What is expected | Once you have read the data below, write it all out exactly.

Data items |
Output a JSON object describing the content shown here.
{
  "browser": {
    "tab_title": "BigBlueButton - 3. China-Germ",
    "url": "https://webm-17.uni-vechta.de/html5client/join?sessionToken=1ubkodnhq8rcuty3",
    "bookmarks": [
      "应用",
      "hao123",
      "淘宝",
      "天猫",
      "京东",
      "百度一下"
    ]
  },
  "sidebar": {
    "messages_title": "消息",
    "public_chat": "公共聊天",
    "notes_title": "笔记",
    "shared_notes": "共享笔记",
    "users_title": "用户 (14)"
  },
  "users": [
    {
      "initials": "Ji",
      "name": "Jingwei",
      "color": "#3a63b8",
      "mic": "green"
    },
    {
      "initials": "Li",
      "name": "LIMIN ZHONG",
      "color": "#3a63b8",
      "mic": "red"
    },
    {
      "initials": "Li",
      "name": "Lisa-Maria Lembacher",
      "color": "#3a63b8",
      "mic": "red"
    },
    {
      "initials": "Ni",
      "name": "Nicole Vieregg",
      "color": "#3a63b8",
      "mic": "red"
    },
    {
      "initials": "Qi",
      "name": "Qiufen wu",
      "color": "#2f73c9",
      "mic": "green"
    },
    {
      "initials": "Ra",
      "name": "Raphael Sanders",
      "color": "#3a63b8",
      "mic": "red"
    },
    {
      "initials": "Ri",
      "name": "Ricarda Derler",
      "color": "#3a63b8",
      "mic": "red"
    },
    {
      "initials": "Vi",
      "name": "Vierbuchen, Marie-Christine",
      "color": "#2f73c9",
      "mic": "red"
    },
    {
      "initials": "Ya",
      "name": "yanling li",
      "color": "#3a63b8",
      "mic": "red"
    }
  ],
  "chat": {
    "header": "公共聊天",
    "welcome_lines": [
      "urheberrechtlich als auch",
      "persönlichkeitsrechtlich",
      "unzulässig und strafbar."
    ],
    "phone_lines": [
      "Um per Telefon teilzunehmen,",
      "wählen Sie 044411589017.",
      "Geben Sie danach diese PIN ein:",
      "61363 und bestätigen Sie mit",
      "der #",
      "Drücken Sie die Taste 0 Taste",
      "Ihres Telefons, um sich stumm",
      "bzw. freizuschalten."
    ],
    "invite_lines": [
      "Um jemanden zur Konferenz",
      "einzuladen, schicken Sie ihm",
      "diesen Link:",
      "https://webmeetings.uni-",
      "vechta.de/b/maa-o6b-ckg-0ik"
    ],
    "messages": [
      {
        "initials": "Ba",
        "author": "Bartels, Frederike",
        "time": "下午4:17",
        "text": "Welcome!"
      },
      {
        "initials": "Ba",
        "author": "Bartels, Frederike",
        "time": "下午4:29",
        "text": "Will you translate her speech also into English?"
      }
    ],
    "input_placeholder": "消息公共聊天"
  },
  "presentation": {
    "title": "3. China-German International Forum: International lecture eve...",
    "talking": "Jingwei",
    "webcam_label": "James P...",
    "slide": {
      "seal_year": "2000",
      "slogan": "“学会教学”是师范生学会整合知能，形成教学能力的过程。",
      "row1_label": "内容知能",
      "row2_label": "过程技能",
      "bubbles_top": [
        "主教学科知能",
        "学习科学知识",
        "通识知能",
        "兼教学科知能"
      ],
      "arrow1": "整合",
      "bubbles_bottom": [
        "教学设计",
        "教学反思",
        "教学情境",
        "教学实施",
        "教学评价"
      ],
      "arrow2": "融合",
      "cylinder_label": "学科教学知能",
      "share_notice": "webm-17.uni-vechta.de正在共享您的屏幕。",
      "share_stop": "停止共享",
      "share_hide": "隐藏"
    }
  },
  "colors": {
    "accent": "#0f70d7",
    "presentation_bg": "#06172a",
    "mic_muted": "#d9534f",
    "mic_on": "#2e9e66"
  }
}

Solution to the exercise |
Output a JSON object describing the content shown here.
{
  "browser": {
    "tab_title": "BigBlueButton - 3. China-Germ",
    "url": "https://webm-17.uni-vechta.de/html5client/join?sessionToken=1ubkodnhq8rcuty3",
    "bookmarks": [
      "应用",
      "hao123",
      "淘宝",
      "天猫",
      "京东",
      "百度一下"
    ]
  },
  "sidebar": {
    "messages_title": "消息",
    "public_chat": "公共聊天",
    "notes_title": "笔记",
    "shared_notes": "共享笔记",
    "users_title": "用户 (14)"
  },
  "users": [
    {
      "initials": "Ji",
      "name": "Jingwei",
      "color": "#3a63b8",
      "mic": "green"
    },
    {
      "initials": "Li",
      "name": "LIMIN ZHONG",
      "color": "#3a63b8",
      "mic": "red"
    },
    {
      "initials": "Li",
      "name": "Lisa-Maria Lembacher",
      "color": "#3a63b8",
      "mic": "red"
    },
    {
      "initials": "Ni",
      "name": "Nicole Vieregg",
      "color": "#3a63b8",
      "mic": "red"
    },
    {
      "initials": "Qi",
      "name": "Qiufen wu",
      "color": "#2f73c9",
      "mic": "green"
    },
    {
      "initials": "Ra",
      "name": "Raphael Sanders",
      "color": "#3a63b8",
      "mic": "red"
    },
    {
      "initials": "Ri",
      "name": "Ricarda Derler",
      "color": "#3a63b8",
      "mic": "red"
    },
    {
      "initials": "Vi",
      "name": "Vierbuchen, Marie-Christine",
      "color": "#2f73c9",
      "mic": "red"
    },
    {
      "initials": "Ya",
      "name": "yanling li",
      "color": "#3a63b8",
      "mic": "red"
    }
  ],
  "chat": {
    "header": "公共聊天",
    "welcome_lines": [
      "urheberrechtlich als auch",
      "persönlichkeitsrechtlich",
      "unzulässig und strafbar."
    ],
    "phone_lines": [
      "Um per Telefon teilzunehmen,",
      "wählen Sie 044411589017.",
      "Geben Sie danach diese PIN ein:",
      "61363 und bestätigen Sie mit",
      "der #",
      "Drücken Sie die Taste 0 Taste",
      "Ihres Telefons, um sich stumm",
      "bzw. freizuschalten."
    ],
    "invite_lines": [
      "Um jemanden zur Konferenz",
      "einzuladen, schicken Sie ihm",
      "diesen Link:",
      "https://webmeetings.uni-",
      "vechta.de/b/maa-o6b-ckg-0ik"
    ],
    "messages": [
      {
        "initials": "Ba",
        "author": "Bartels, Frederike",
        "time": "下午4:17",
        "text": "Welcome!"
      },
      {
        "initials": "Ba",
        "author": "Bartels, Frederike",
        "time": "下午4:29",
        "text": "Will you translate her speech also into English?"
      }
    ],
    "input_placeholder": "消息公共聊天"
  },
  "presentation": {
    "title": "3. China-German International Forum: International lecture eve...",
    "talking": "Jingwei",
    "webcam_label": "James P...",
    "slide": {
      "seal_year": "2000",
      "slogan": "“学会教学”是师范生学会整合知能，形成教学能力的过程。",
      "row1_label": "内容知能",
      "row2_label": "过程技能",
      "bubbles_top": [
        "主教学科知能",
        "学习科学知识",
        "通识知能",
        "兼教学科知能"
      ],
      "arrow1": "整合",
      "bubbles_bottom": [
        "教学设计",
        "教学反思",
        "教学情境",
        "教学实施",
        "教学评价"
      ],
      "arrow2": "融合",
      "cylinder_label": "学科教学知能",
      "share_notice": "webm-17.uni-vechta.de正在共享您的屏幕。",
      "share_stop": "停止共享",
      "share_hide": "隐藏"
    }
  },
  "colors": {
    "accent": "#0f70d7",
    "presentation_bg": "#06172a",
    "mic_muted": "#d9534f",
    "mic_on": "#2e9e66"
  }
}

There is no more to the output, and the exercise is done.